people think of negotiating as a win/lose event that requires
fighting for what they want and beating or bowing to their
opponents. In reality, a successful negotiation is a communication
process whereby both parties strive for a mutually satisfying
result. A good negotiator doesn’t want a defeated opponent seeking
revenge at a later date. He knows win/win negotiations build
relationships for the long haul.
of us must be prepared to negotiate for what we want.

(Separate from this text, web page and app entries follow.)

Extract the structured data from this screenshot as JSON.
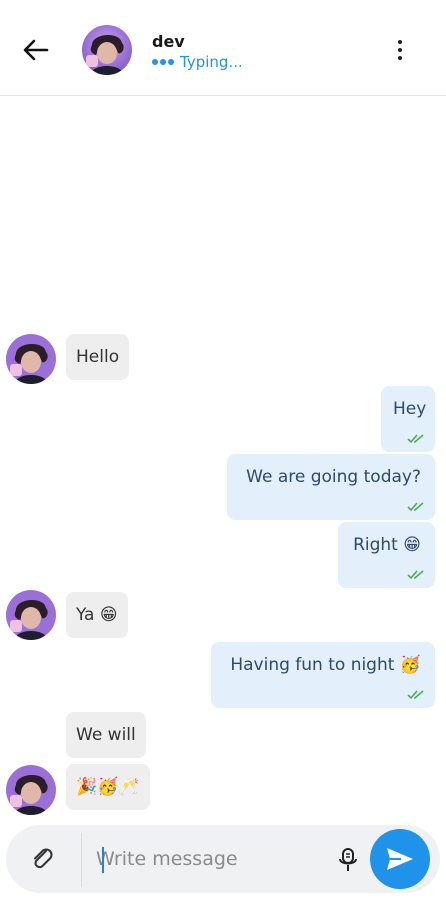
{
  "header": {
    "contact_name": "dev",
    "status": "Typing..."
  },
  "messages": [
    {
      "direction": "incoming",
      "text": "Hello"
    },
    {
      "direction": "outgoing",
      "text": "Hey",
      "status": "read"
    },
    {
      "direction": "outgoing",
      "text": "We are going today?",
      "status": "read"
    },
    {
      "direction": "outgoing",
      "text": "Right",
      "emoji": "😁",
      "status": "read"
    },
    {
      "direction": "incoming",
      "text": "Ya",
      "emoji": "😁"
    },
    {
      "direction": "outgoing",
      "text": "Having fun to night",
      "emoji": "🥳",
      "status": "read"
    },
    {
      "direction": "incoming",
      "text": "We will"
    },
    {
      "direction": "incoming",
      "text": "🎉🥳🥂"
    }
  ],
  "composer": {
    "placeholder": "Write message",
    "value": ""
  },
  "colors": {
    "accent": "#1f93ea",
    "outgoing_bubble": "#e3f0fb",
    "incoming_bubble": "#eeeeee",
    "read_ticks": "#4caf50"
  },
  "icons": {
    "back": "arrow-left-icon",
    "menu": "more-vertical-icon",
    "attach": "paperclip-icon",
    "mic": "microphone-icon",
    "send": "send-icon",
    "ticks": "double-check-icon"
  }
}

Below are some
tips for negotiating effectively throughout your career:
Negotiating is a process, not an event.
Successful professionals take
responsibility for what they want and how to achieve it. They

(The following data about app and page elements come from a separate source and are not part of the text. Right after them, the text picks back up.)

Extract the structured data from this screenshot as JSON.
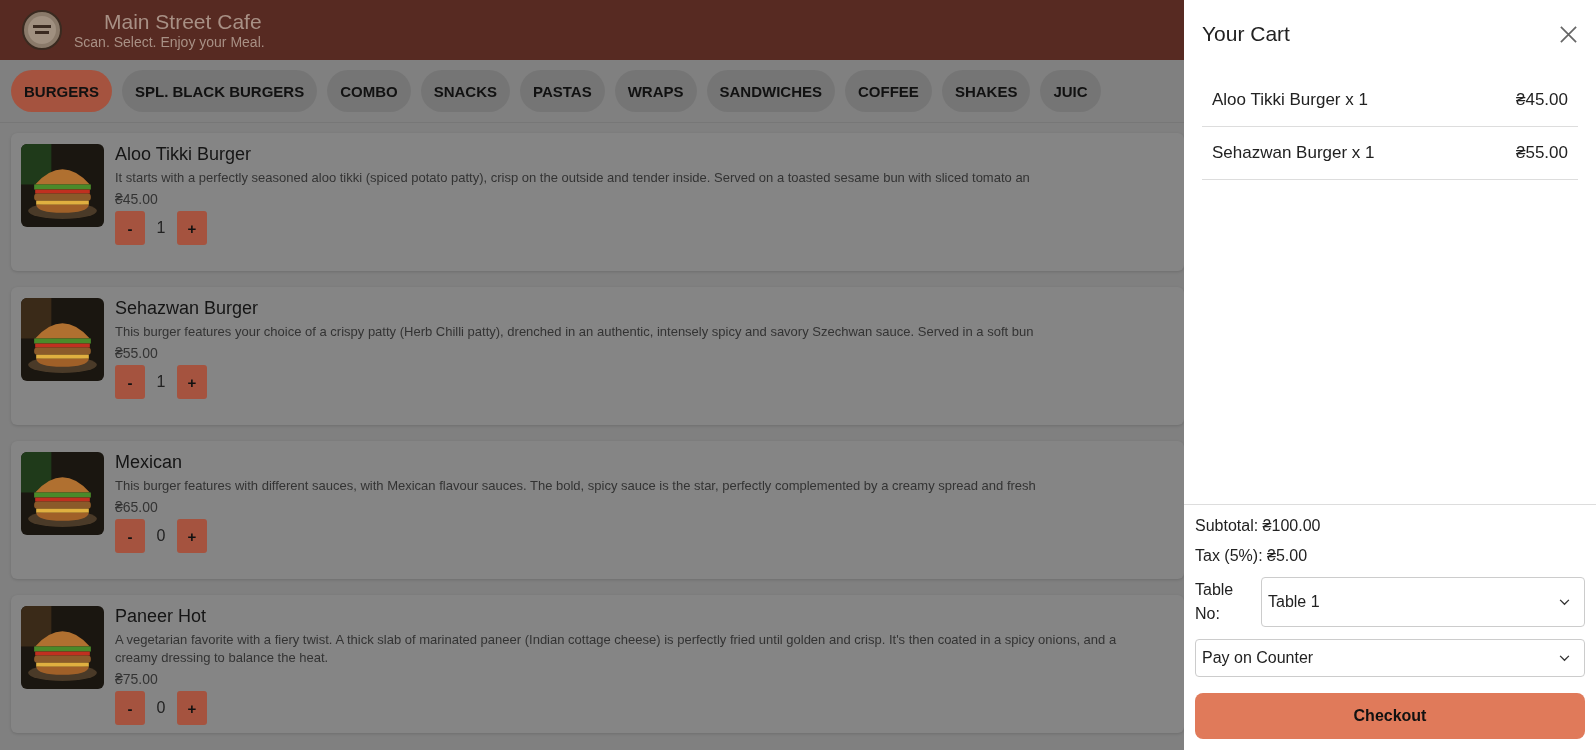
{
  "header": {
    "title": "Main Street Cafe",
    "tagline": "Scan. Select. Enjoy your Meal."
  },
  "categories": [
    {
      "label": "BURGERS",
      "selected": true
    },
    {
      "label": "SPL. BLACK BURGERS",
      "selected": false
    },
    {
      "label": "COMBO",
      "selected": false
    },
    {
      "label": "SNACKS",
      "selected": false
    },
    {
      "label": "PASTAS",
      "selected": false
    },
    {
      "label": "WRAPS",
      "selected": false
    },
    {
      "label": "SANDWICHES",
      "selected": false
    },
    {
      "label": "COFFEE",
      "selected": false
    },
    {
      "label": "SHAKES",
      "selected": false
    },
    {
      "label": "JUIC",
      "selected": false
    }
  ],
  "menu_items": [
    {
      "name": "Aloo Tikki Burger",
      "description": "It starts with a perfectly seasoned aloo tikki (spiced potato patty), crisp on the outside and tender inside. Served on a toasted sesame bun with sliced tomato an",
      "price": "₴45.00",
      "quantity": "1",
      "decrement": "-",
      "increment": "+"
    },
    {
      "name": "Sehazwan Burger",
      "description": "This burger features your choice of a crispy patty (Herb Chilli patty), drenched in an authentic, intensely spicy and savory Szechwan sauce. Served in a soft bun",
      "price": "₴55.00",
      "quantity": "1",
      "decrement": "-",
      "increment": "+"
    },
    {
      "name": "Mexican",
      "description": "This burger features with different sauces, with Mexican flavour sauces. The bold, spicy sauce is the star, perfectly complemented by a creamy spread and fresh",
      "price": "₴65.00",
      "quantity": "0",
      "decrement": "-",
      "increment": "+"
    },
    {
      "name": "Paneer Hot",
      "description": "A vegetarian favorite with a fiery twist. A thick slab of marinated paneer (Indian cottage cheese) is perfectly fried until golden and crisp. It's then coated in a spicy onions, and a creamy dressing to balance the heat.",
      "price": "₴75.00",
      "quantity": "0",
      "decrement": "-",
      "increment": "+"
    }
  ],
  "cart": {
    "title": "Your Cart",
    "items": [
      {
        "label": "Aloo Tikki Burger x 1",
        "amount": "₴45.00"
      },
      {
        "label": "Sehazwan Burger x 1",
        "amount": "₴55.00"
      }
    ],
    "subtotal": "Subtotal: ₴100.00",
    "tax": "Tax (5%): ₴5.00",
    "table_label": "Table No:",
    "table_value": "Table 1",
    "payment_value": "Pay on Counter",
    "checkout": "Checkout"
  }
}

recognize that partnering with management, colleagues and
employees is a smart career strategy.
If you want your manager
solidly in your corner, schedule regular conferences with him
ways to improve your performance
goals and actions plans
planned versus actual results
ask for a mentor’s advice.
When a fire flares, confront it
immediately yourself or call for reinforcements before it
becomes four alarm.
Whether or not you like all the
members on your team, give 100% and refrain from disparaging any
Explain to your management,
peers and subordinates what you need from them. While your needs
may be intuitively obvious to you, your associates aren’t mind
Negotiation requires preparation. Spontaneity is strictly for the
Negotiating doesn’t come easily to most of us. To make the most of
your negotiations, answer these questions ahead of time:
What specific outcome do I hope
What are several options I
would find acceptable?
How will these options benefit
the other negotiating parties and their constituents?
What objections might they have
to my suggestions? How can I alleviate their concerns?
How much leverage do I have?
Am I bargaining from a position of strength or weakness?
How might external variables
such as timing, politics, traditions, opponent’s negotiating
style and economic conditions affect my argument? Which ones can
I use to bolster my case?
you are sitting across the negotiating table, keep these key points
negotiating session can be both stressful and emotional. You will be
much more likely to achieve a successful outcome and build respect
and collegiality with your fellow negotiators if you:
Ask for 100% of what you want,
if you think it’s a genuinely fair request.
Listen carefully to what the
other parties are saying. They may have excellent suggestions
you haven’t considered.
Separate opinions from fact.
Don’t let your perceptions dictate your reality.
Maintain your perspective.
This conversation may be important, but it isn’t life or death.
Avoid ultimatums unless you
fully intend to act upon them. Bluffing may be a great poker
strategy, but it’s a deadly negotiating ploy.
Always work for a win/win
solution. Otherwise you may win the battle, but lose the war.